Look through the entries below and say how many lines contain the string "label". Give the number only.

--- START ---

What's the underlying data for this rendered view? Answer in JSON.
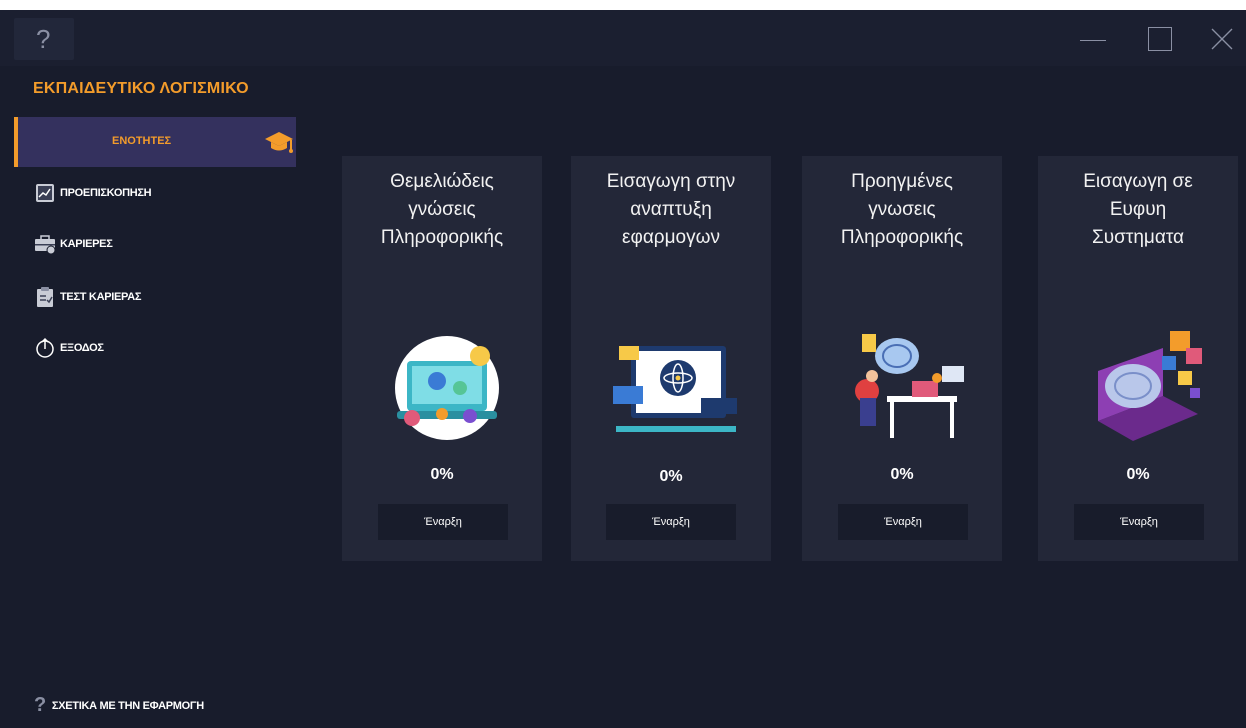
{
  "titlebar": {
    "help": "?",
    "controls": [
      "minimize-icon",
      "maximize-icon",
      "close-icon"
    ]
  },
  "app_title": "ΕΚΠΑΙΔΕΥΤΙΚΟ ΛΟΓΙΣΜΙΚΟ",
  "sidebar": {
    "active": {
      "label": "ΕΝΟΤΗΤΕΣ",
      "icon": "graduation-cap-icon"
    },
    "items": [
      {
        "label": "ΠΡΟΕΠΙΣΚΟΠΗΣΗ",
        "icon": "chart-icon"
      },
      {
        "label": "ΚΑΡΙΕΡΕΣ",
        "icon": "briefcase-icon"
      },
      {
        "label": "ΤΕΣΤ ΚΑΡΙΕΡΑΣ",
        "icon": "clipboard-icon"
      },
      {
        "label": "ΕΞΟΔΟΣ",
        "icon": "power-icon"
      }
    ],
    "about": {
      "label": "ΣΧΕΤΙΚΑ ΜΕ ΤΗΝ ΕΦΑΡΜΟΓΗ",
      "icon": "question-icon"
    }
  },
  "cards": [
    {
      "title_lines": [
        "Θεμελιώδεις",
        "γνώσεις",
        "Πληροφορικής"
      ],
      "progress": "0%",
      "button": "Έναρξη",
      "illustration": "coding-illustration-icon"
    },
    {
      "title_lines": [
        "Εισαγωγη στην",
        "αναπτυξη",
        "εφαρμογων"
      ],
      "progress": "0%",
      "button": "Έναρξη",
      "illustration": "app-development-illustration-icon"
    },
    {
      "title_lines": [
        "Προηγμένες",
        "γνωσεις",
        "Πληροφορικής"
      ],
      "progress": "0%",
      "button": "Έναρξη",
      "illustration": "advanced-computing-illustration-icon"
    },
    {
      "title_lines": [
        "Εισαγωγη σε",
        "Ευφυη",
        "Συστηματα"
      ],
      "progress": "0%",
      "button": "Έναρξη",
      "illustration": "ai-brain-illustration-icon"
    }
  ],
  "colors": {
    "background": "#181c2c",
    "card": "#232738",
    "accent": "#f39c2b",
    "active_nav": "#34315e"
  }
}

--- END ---

RESULT OF THIS EXERCISE ::
6